'''

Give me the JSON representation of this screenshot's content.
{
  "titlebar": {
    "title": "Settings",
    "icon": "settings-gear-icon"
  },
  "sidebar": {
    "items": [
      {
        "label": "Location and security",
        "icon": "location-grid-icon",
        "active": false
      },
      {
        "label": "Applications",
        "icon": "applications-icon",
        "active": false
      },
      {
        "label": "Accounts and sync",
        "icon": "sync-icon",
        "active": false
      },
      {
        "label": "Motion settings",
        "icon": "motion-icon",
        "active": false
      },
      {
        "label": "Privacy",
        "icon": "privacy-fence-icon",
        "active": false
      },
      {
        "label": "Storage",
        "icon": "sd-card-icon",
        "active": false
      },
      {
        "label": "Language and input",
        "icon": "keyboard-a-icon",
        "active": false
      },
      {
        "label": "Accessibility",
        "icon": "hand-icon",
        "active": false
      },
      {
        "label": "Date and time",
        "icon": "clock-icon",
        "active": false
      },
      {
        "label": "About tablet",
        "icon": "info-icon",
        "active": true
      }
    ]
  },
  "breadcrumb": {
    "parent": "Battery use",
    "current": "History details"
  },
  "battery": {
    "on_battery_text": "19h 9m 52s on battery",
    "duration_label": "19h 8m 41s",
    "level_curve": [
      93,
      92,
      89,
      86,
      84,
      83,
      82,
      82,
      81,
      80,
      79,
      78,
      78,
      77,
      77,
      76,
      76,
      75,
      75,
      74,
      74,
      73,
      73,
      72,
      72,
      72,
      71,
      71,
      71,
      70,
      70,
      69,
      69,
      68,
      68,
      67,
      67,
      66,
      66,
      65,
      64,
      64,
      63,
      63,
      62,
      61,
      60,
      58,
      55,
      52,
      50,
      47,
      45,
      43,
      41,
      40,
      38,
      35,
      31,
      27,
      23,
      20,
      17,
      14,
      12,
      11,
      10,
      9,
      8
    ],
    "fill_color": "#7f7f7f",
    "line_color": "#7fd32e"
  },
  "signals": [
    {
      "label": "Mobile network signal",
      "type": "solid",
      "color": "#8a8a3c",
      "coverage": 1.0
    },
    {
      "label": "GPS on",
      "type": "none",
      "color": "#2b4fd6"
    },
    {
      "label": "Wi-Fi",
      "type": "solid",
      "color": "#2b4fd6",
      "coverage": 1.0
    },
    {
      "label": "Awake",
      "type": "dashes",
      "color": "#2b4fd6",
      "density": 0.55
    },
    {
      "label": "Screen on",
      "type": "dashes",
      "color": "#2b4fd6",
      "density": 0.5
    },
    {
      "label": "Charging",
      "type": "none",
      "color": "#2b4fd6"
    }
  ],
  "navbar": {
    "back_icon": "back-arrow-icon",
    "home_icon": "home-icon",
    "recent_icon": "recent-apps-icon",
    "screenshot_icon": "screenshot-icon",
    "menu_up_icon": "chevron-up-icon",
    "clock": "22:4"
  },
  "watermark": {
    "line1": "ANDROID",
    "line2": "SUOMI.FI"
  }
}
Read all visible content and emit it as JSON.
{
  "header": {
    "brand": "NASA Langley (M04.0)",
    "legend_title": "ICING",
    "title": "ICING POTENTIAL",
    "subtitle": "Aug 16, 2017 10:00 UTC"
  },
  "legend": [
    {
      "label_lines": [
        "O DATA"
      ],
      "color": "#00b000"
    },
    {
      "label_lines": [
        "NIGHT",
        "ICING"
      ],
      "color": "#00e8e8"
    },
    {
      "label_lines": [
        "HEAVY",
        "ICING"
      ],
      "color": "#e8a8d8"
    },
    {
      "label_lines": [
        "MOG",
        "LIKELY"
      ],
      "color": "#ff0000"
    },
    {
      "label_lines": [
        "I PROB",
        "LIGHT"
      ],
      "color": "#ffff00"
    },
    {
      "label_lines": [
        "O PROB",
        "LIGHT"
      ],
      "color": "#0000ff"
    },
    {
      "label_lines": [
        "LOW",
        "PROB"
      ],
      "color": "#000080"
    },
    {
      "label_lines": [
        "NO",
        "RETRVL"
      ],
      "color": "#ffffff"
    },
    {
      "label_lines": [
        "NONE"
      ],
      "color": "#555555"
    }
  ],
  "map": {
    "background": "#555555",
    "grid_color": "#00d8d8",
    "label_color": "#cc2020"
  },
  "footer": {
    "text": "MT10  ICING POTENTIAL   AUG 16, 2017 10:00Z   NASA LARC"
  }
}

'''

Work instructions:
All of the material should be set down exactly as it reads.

Result of this task:
Give me the JSON representation of this screenshot's content.
{
  "titlebar": {
    "title": "Settings",
    "icon": "settings-gear-icon"
  },
  "sidebar": {
    "items": [
      {
        "label": "Location and security",
        "icon": "location-grid-icon",
        "active": false
      },
      {
        "label": "Applications",
        "icon": "applications-icon",
        "active": false
      },
      {
        "label": "Accounts and sync",
        "icon": "sync-icon",
        "active": false
      },
      {
        "label": "Motion settings",
        "icon": "motion-icon",
        "active": false
      },
      {
        "label": "Privacy",
        "icon": "privacy-fence-icon",
        "active": false
      },
      {
        "label": "Storage",
        "icon": "sd-card-icon",
        "active": false
      },
      {
        "label": "Language and input",
        "icon": "keyboard-a-icon",
        "active": false
      },
      {
        "label": "Accessibility",
        "icon": "hand-icon",
        "active": false
      },
      {
        "label": "Date and time",
        "icon": "clock-icon",
        "active": false
      },
      {
        "label": "About tablet",
        "icon": "info-icon",
        "active": true
      }
    ]
  },
  "breadcrumb": {
    "parent": "Battery use",
    "current": "History details"
  },
  "battery": {
    "on_battery_text": "19h 9m 52s on battery",
    "duration_label": "19h 8m 41s",
    "level_curve": [
      93,
      92,
      89,
      86,
      84,
      83,
      82,
      82,
      81,
      80,
      79,
      78,
      78,
      77,
      77,
      76,
      76,
      75,
      75,
      74,
      74,
      73,
      73,
      72,
      72,
      72,
      71,
      71,
      71,
      70,
      70,
      69,
      69,
      68,
      68,
      67,
      67,
      66,
      66,
      65,
      64,
      64,
      63,
      63,
      62,
      61,
      60,
      58,
      55,
      52,
      50,
      47,
      45,
      43,
      41,
      40,
      38,
      35,
      31,
      27,
      23,
      20,
      17,
      14,
      12,
      11,
      10,
      9,
      8
    ],
    "fill_color": "#7f7f7f",
    "line_color": "#7fd32e"
  },
  "signals": [
    {
      "label": "Mobile network signal",
      "type": "solid",
      "color": "#8a8a3c",
      "coverage": 1.0
    },
    {
      "label": "GPS on",
      "type": "none",
      "color": "#2b4fd6"
    },
    {
      "label": "Wi-Fi",
      "type": "solid",
      "color": "#2b4fd6",
      "coverage": 1.0
    },
    {
      "label": "Awake",
      "type": "dashes",
      "color": "#2b4fd6",
      "density": 0.55
    },
    {
      "label": "Screen on",
      "type": "dashes",
      "color": "#2b4fd6",
      "density": 0.5
    },
    {
      "label": "Charging",
      "type": "none",
      "color": "#2b4fd6"
    }
  ],
  "navbar": {
    "back_icon": "back-arrow-icon",
    "home_icon": "home-icon",
    "recent_icon": "recent-apps-icon",
    "screenshot_icon": "screenshot-icon",
    "menu_up_icon": "chevron-up-icon",
    "clock": "22:4"
  },
  "watermark": {
    "line1": "ANDROID",
    "line2": "SUOMI.FI"
  }
}
Read all visible content and emit it as JSON.
{
  "header": {
    "brand": "NASA Langley (M04.0)",
    "legend_title": "ICING",
    "title": "ICING POTENTIAL",
    "subtitle": "Aug 16, 2017 10:00 UTC"
  },
  "legend": [
    {
      "label_lines": [
        "O DATA"
      ],
      "color": "#00b000"
    },
    {
      "label_lines": [
        "NIGHT",
        "ICING"
      ],
      "color": "#00e8e8"
    },
    {
      "label_lines": [
        "HEAVY",
        "ICING"
      ],
      "color": "#e8a8d8"
    },
    {
      "label_lines": [
        "MOG",
        "LIKELY"
      ],
      "color": "#ff0000"
    },
    {
      "label_lines": [
        "I PROB",
        "LIGHT"
      ],
      "color": "#ffff00"
    },
    {
      "label_lines": [
        "O PROB",
        "LIGHT"
      ],
      "color": "#0000ff"
    },
    {
      "label_lines": [
        "LOW",
        "PROB"
      ],
      "color": "#000080"
    },
    {
      "label_lines": [
        "NO",
        "RETRVL"
      ],
      "color": "#ffffff"
    },
    {
      "label_lines": [
        "NONE"
      ],
      "color": "#555555"
    }
  ],
  "map": {
    "background": "#555555",
    "grid_color": "#00d8d8",
    "label_color": "#cc2020"
  },
  "footer": {
    "text": "MT10  ICING POTENTIAL   AUG 16, 2017 10:00Z   NASA LARC"
  }
}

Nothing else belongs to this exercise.